Search the entries for lines that contain the word "text", and report each one found.

═══ RECORD SET

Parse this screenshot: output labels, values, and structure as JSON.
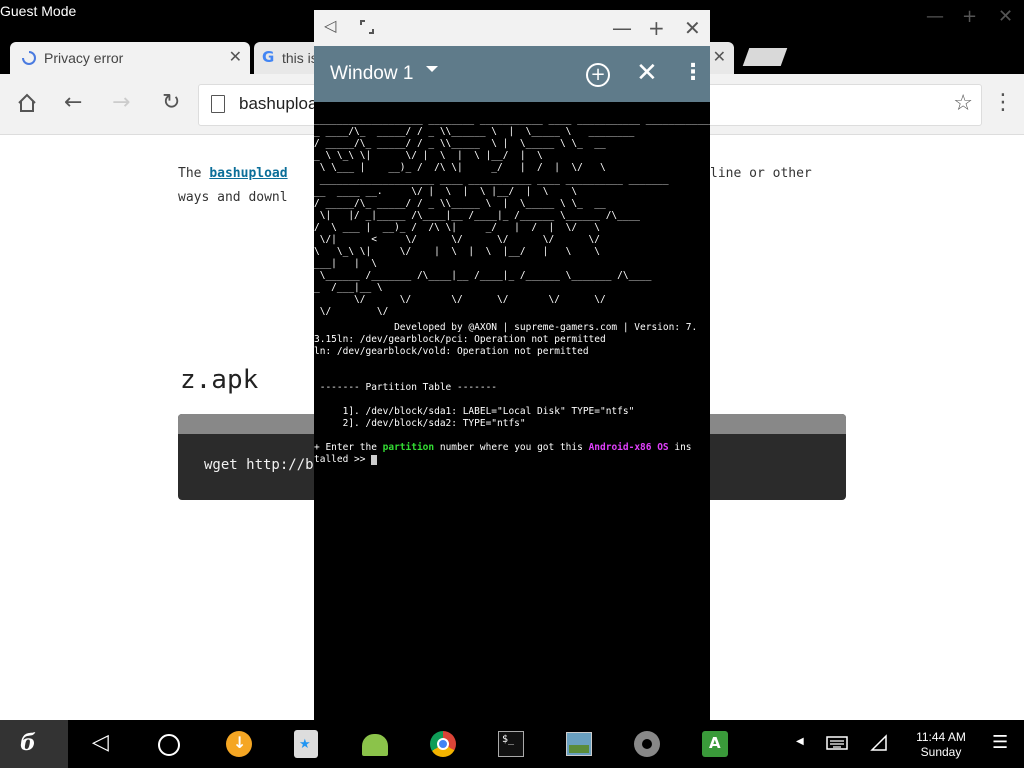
{
  "system": {
    "guest_label": "Guest Mode"
  },
  "browser": {
    "tabs": [
      {
        "label": "Privacy error",
        "active": false
      },
      {
        "label": "this is",
        "active": true
      }
    ],
    "address": "bashuploa",
    "page": {
      "intro_prefix": "The ",
      "intro_link": "bashupload",
      "intro_tail": "line or other",
      "intro_line2": "ways and downl",
      "file_heading": "z.apk",
      "code": "wget http://ba"
    }
  },
  "terminal": {
    "window_title": "Window 1",
    "banner": [
      "___________________ ________ ___________ ____ ___________ _____________",
      "_ ____/\\_  _____/ / _ \\\\______ \\  |  \\_____ \\   ________",
      "/ _____/\\_ _____/ / _ \\\\_____  \\ |  \\_____ \\ \\_  __",
      "_ \\ \\_\\ \\|      \\/ |  \\  |  \\ |__/  |  \\",
      " \\ \\___ |    __)_ /  /\\ \\|     _/   |  /  |  \\/   \\",
      " ____________________ ____ ___________ ____ __________ _______",
      "__  ____ __.     \\/ |  \\  |  \\ |__/  |  \\    \\",
      "/ _____/\\_ _____/ / _ \\\\_____ \\  |  \\_____ \\ \\_  __",
      " \\|   |/ _|_____ /\\____|__ /____|_ /______ \\______ /\\____",
      "/  \\ ___ |  __)_ /  /\\ \\|     _/   |  /  |  \\/   \\",
      " \\/|      <     \\/      \\/      \\/      \\/      \\/",
      "\\   \\_\\ \\|     \\/    |  \\  |  \\  |__/   |   \\    \\",
      "___|   |  \\",
      " \\______ /_______ /\\____|__ /____|_ /______ \\_______ /\\____",
      "_  /___|__ \\",
      "       \\/      \\/       \\/      \\/       \\/      \\/",
      " \\/        \\/"
    ],
    "lines": [
      {
        "text": "              Developed by @AXON | supreme-gamers.com | Version: 7."
      },
      {
        "text": "3.15ln: /dev/gearblock/pci: Operation not permitted"
      },
      {
        "text": "ln: /dev/gearblock/vold: Operation not permitted"
      },
      {
        "text": ""
      },
      {
        "text": ""
      },
      {
        "text": " ------- Partition Table -------"
      },
      {
        "text": ""
      },
      {
        "text": "     1]. /dev/block/sda1: LABEL=\"Local Disk\" TYPE=\"ntfs\""
      },
      {
        "text": "     2]. /dev/block/sda2: TYPE=\"ntfs\""
      },
      {
        "text": ""
      }
    ],
    "prompt": {
      "p1": "+ Enter the ",
      "kw1": "partition",
      "p2": " number where you got this ",
      "kw2": "Android-x86 OS",
      "p3": " ins",
      "line2": "talled >> "
    }
  },
  "taskbar": {
    "time": "11:44 AM",
    "day": "Sunday"
  },
  "colors": {
    "terminal_header": "#5f7b8a",
    "keyword_green": "#33dd33",
    "keyword_magenta": "#e040fb",
    "link_blue": "#0b6e99"
  }
}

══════

EXERCISE RESPONSE -
        "text": "              Developed by @AXON | supreme-gamers.com | Version: 7."
        "text": "3.15ln: /dev/gearblock/pci: Operation not permitted"
        "text": "ln: /dev/gearblock/vold: Operation not permitted"
        "text": ""
        "text": ""
        "text": " ------- Partition Table -------"
        "text": ""
        "text": "     1]. /dev/block/sda1: LABEL=\"Local Disk\" TYPE=\"ntfs\""
        "text": "     2]. /dev/block/sda2: TYPE=\"ntfs\""
        "text": ""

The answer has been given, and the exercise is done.